- _Goal of the exercise_
Scan the data below for the string "kecantikan". Copy every line where it appears.

- _Information_

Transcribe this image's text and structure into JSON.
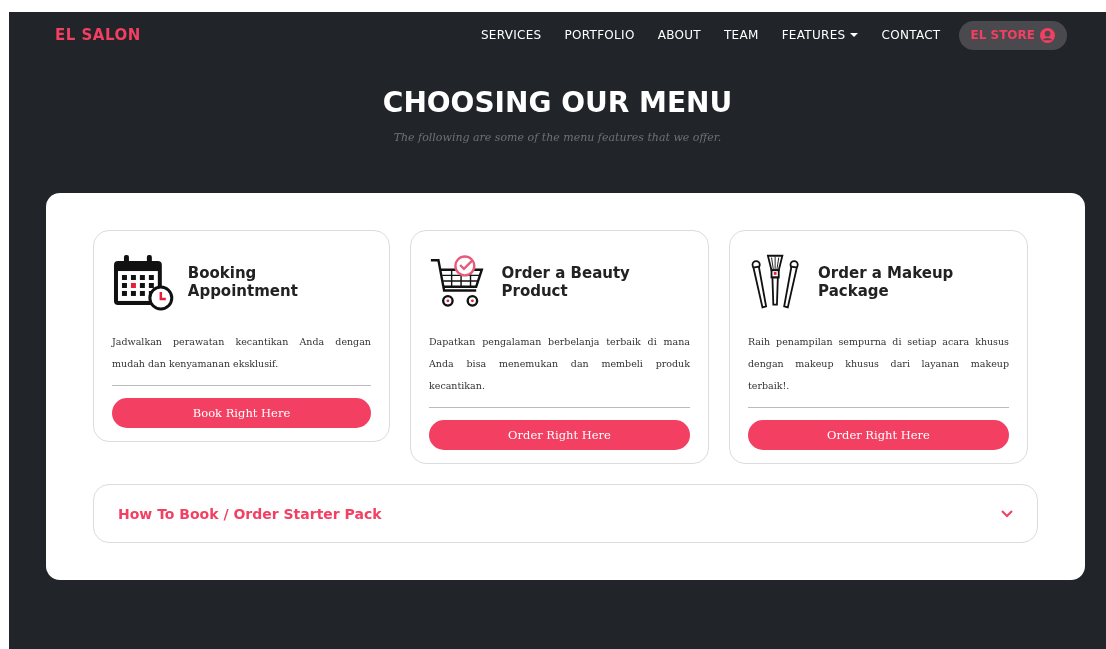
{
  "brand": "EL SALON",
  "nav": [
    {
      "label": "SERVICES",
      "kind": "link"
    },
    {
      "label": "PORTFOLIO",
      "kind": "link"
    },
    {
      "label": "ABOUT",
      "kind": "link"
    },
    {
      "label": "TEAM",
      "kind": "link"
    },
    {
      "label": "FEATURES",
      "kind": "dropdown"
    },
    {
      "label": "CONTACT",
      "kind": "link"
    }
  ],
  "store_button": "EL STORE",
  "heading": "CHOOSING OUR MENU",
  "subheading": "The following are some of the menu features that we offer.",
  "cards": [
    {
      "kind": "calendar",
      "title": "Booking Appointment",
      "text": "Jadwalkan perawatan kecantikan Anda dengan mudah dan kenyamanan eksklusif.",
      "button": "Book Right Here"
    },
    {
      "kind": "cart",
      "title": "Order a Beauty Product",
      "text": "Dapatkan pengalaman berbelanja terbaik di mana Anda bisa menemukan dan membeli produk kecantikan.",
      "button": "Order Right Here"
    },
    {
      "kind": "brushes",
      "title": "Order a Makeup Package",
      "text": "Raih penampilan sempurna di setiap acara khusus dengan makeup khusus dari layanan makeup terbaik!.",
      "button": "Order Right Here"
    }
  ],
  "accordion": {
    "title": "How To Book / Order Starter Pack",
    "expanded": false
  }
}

- _Task result_
      "text": "Jadwalkan perawatan kecantikan Anda dengan mudah dan kenyamanan eksklusif.",
      "text": "Dapatkan pengalaman berbelanja terbaik di mana Anda bisa menemukan dan membeli produk kecantikan.",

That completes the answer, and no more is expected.